▶ [Assignment]: Reproduce each entry below in full, exactly as it was given.

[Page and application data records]
====

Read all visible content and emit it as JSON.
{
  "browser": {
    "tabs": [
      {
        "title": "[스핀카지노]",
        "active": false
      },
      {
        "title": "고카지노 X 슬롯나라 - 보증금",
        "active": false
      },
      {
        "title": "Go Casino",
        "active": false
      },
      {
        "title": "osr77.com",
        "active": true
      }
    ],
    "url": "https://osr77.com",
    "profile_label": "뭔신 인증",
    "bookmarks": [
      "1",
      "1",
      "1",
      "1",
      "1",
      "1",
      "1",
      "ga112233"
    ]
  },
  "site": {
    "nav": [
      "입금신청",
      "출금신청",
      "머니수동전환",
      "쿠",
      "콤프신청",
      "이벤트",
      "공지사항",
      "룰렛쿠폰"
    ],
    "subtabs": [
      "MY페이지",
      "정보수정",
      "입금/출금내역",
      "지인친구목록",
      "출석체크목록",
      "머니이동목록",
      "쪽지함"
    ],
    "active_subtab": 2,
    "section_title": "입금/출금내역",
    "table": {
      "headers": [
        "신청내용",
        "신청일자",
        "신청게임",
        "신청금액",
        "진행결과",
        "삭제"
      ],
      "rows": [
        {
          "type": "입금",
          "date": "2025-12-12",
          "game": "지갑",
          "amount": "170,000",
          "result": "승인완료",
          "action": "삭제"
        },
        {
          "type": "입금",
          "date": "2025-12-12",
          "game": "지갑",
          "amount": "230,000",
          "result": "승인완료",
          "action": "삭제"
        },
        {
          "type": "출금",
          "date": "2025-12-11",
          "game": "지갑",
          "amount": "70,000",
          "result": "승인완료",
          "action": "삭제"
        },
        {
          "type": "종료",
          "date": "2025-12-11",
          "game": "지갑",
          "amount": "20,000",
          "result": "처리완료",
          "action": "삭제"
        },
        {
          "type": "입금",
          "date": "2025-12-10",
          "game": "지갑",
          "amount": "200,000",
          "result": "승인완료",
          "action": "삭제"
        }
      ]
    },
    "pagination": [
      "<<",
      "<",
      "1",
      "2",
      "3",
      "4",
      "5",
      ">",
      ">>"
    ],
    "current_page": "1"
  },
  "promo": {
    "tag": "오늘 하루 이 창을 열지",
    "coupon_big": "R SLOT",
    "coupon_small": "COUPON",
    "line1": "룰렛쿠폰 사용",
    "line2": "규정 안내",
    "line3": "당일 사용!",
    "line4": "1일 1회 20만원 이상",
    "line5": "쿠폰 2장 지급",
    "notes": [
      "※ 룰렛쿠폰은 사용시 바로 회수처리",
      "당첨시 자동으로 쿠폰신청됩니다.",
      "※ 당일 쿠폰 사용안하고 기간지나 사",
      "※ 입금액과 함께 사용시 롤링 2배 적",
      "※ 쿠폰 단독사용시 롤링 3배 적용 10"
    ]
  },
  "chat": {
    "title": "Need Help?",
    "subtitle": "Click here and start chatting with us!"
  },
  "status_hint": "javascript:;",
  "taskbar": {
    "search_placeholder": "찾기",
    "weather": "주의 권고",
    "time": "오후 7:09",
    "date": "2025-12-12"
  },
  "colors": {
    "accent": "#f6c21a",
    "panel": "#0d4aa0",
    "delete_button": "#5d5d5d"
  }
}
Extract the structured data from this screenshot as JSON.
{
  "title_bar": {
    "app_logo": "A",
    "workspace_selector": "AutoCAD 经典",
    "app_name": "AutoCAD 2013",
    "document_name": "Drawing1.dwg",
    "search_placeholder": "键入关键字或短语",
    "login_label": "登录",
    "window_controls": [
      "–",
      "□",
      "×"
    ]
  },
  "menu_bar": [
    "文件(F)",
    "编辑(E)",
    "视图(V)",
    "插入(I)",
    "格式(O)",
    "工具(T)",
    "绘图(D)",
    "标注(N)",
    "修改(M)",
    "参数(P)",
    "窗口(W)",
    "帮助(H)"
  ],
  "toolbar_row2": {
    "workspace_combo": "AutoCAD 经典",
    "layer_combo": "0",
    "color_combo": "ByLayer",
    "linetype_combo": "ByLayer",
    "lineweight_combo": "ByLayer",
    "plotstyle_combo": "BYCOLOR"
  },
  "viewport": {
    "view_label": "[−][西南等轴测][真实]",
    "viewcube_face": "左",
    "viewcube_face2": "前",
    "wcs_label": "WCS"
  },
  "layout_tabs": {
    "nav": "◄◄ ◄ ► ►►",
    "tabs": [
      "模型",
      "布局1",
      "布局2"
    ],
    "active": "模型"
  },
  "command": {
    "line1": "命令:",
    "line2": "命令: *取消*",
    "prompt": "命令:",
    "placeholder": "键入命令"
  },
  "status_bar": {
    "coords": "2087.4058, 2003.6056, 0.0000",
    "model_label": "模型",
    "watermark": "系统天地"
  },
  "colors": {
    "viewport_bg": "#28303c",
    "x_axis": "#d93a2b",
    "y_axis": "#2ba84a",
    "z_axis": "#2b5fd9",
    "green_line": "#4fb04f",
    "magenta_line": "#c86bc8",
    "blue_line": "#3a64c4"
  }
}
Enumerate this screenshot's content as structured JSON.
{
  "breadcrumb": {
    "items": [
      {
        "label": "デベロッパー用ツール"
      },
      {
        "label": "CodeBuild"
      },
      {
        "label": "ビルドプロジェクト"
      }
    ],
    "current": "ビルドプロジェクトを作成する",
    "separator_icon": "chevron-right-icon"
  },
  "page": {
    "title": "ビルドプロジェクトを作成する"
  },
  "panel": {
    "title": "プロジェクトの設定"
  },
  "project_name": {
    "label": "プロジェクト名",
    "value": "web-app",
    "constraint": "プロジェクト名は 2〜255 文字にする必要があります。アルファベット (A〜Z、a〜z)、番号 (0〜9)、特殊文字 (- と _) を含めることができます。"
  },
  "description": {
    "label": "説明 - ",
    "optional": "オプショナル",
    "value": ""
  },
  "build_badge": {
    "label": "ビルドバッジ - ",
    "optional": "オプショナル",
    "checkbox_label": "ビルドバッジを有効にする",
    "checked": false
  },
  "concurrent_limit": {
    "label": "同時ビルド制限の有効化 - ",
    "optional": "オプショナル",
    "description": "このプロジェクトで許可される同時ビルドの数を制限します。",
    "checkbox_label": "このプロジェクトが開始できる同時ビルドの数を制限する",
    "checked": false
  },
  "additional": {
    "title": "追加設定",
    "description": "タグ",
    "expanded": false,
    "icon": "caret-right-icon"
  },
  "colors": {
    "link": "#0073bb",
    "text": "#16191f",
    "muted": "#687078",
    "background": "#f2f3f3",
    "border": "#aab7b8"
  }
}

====

▶ [Answer space]:
Read all visible content and emit it as JSON.
{
  "browser": {
    "tabs": [
      {
        "title": "[스핀카지노]",
        "active": false
      },
      {
        "title": "고카지노 X 슬롯나라 - 보증금",
        "active": false
      },
      {
        "title": "Go Casino",
        "active": false
      },
      {
        "title": "osr77.com",
        "active": true
      }
    ],
    "url": "https://osr77.com",
    "profile_label": "뭔신 인증",
    "bookmarks": [
      "1",
      "1",
      "1",
      "1",
      "1",
      "1",
      "1",
      "ga112233"
    ]
  },
  "site": {
    "nav": [
      "입금신청",
      "출금신청",
      "머니수동전환",
      "쿠",
      "콤프신청",
      "이벤트",
      "공지사항",
      "룰렛쿠폰"
    ],
    "subtabs": [
      "MY페이지",
      "정보수정",
      "입금/출금내역",
      "지인친구목록",
      "출석체크목록",
      "머니이동목록",
      "쪽지함"
    ],
    "active_subtab": 2,
    "section_title": "입금/출금내역",
    "table": {
      "headers": [
        "신청내용",
        "신청일자",
        "신청게임",
        "신청금액",
        "진행결과",
        "삭제"
      ],
      "rows": [
        {
          "type": "입금",
          "date": "2025-12-12",
          "game": "지갑",
          "amount": "170,000",
          "result": "승인완료",
          "action": "삭제"
        },
        {
          "type": "입금",
          "date": "2025-12-12",
          "game": "지갑",
          "amount": "230,000",
          "result": "승인완료",
          "action": "삭제"
        },
        {
          "type": "출금",
          "date": "2025-12-11",
          "game": "지갑",
          "amount": "70,000",
          "result": "승인완료",
          "action": "삭제"
        },
        {
          "type": "종료",
          "date": "2025-12-11",
          "game": "지갑",
          "amount": "20,000",
          "result": "처리완료",
          "action": "삭제"
        },
        {
          "type": "입금",
          "date": "2025-12-10",
          "game": "지갑",
          "amount": "200,000",
          "result": "승인완료",
          "action": "삭제"
        }
      ]
    },
    "pagination": [
      "<<",
      "<",
      "1",
      "2",
      "3",
      "4",
      "5",
      ">",
      ">>"
    ],
    "current_page": "1"
  },
  "promo": {
    "tag": "오늘 하루 이 창을 열지",
    "coupon_big": "R SLOT",
    "coupon_small": "COUPON",
    "line1": "룰렛쿠폰 사용",
    "line2": "규정 안내",
    "line3": "당일 사용!",
    "line4": "1일 1회 20만원 이상",
    "line5": "쿠폰 2장 지급",
    "notes": [
      "※ 룰렛쿠폰은 사용시 바로 회수처리",
      "당첨시 자동으로 쿠폰신청됩니다.",
      "※ 당일 쿠폰 사용안하고 기간지나 사",
      "※ 입금액과 함께 사용시 롤링 2배 적",
      "※ 쿠폰 단독사용시 롤링 3배 적용 10"
    ]
  },
  "chat": {
    "title": "Need Help?",
    "subtitle": "Click here and start chatting with us!"
  },
  "status_hint": "javascript:;",
  "taskbar": {
    "search_placeholder": "찾기",
    "weather": "주의 권고",
    "time": "오후 7:09",
    "date": "2025-12-12"
  },
  "colors": {
    "accent": "#f6c21a",
    "panel": "#0d4aa0",
    "delete_button": "#5d5d5d"
  }
}
Extract the structured data from this screenshot as JSON.
{
  "title_bar": {
    "app_logo": "A",
    "workspace_selector": "AutoCAD 经典",
    "app_name": "AutoCAD 2013",
    "document_name": "Drawing1.dwg",
    "search_placeholder": "键入关键字或短语",
    "login_label": "登录",
    "window_controls": [
      "–",
      "□",
      "×"
    ]
  },
  "menu_bar": [
    "文件(F)",
    "编辑(E)",
    "视图(V)",
    "插入(I)",
    "格式(O)",
    "工具(T)",
    "绘图(D)",
    "标注(N)",
    "修改(M)",
    "参数(P)",
    "窗口(W)",
    "帮助(H)"
  ],
  "toolbar_row2": {
    "workspace_combo": "AutoCAD 经典",
    "layer_combo": "0",
    "color_combo": "ByLayer",
    "linetype_combo": "ByLayer",
    "lineweight_combo": "ByLayer",
    "plotstyle_combo": "BYCOLOR"
  },
  "viewport": {
    "view_label": "[−][西南等轴测][真实]",
    "viewcube_face": "左",
    "viewcube_face2": "前",
    "wcs_label": "WCS"
  },
  "layout_tabs": {
    "nav": "◄◄ ◄ ► ►►",
    "tabs": [
      "模型",
      "布局1",
      "布局2"
    ],
    "active": "模型"
  },
  "command": {
    "line1": "命令:",
    "line2": "命令: *取消*",
    "prompt": "命令:",
    "placeholder": "键入命令"
  },
  "status_bar": {
    "coords": "2087.4058, 2003.6056, 0.0000",
    "model_label": "模型",
    "watermark": "系统天地"
  },
  "colors": {
    "viewport_bg": "#28303c",
    "x_axis": "#d93a2b",
    "y_axis": "#2ba84a",
    "z_axis": "#2b5fd9",
    "green_line": "#4fb04f",
    "magenta_line": "#c86bc8",
    "blue_line": "#3a64c4"
  }
}
Enumerate this screenshot's content as structured JSON.
{
  "breadcrumb": {
    "items": [
      {
        "label": "デベロッパー用ツール"
      },
      {
        "label": "CodeBuild"
      },
      {
        "label": "ビルドプロジェクト"
      }
    ],
    "current": "ビルドプロジェクトを作成する",
    "separator_icon": "chevron-right-icon"
  },
  "page": {
    "title": "ビルドプロジェクトを作成する"
  },
  "panel": {
    "title": "プロジェクトの設定"
  },
  "project_name": {
    "label": "プロジェクト名",
    "value": "web-app",
    "constraint": "プロジェクト名は 2〜255 文字にする必要があります。アルファベット (A〜Z、a〜z)、番号 (0〜9)、特殊文字 (- と _) を含めることができます。"
  },
  "description": {
    "label": "説明 - ",
    "optional": "オプショナル",
    "value": ""
  },
  "build_badge": {
    "label": "ビルドバッジ - ",
    "optional": "オプショナル",
    "checkbox_label": "ビルドバッジを有効にする",
    "checked": false
  },
  "concurrent_limit": {
    "label": "同時ビルド制限の有効化 - ",
    "optional": "オプショナル",
    "description": "このプロジェクトで許可される同時ビルドの数を制限します。",
    "checkbox_label": "このプロジェクトが開始できる同時ビルドの数を制限する",
    "checked": false
  },
  "additional": {
    "title": "追加設定",
    "description": "タグ",
    "expanded": false,
    "icon": "caret-right-icon"
  },
  "colors": {
    "link": "#0073bb",
    "text": "#16191f",
    "muted": "#687078",
    "background": "#f2f3f3",
    "border": "#aab7b8"
  }
}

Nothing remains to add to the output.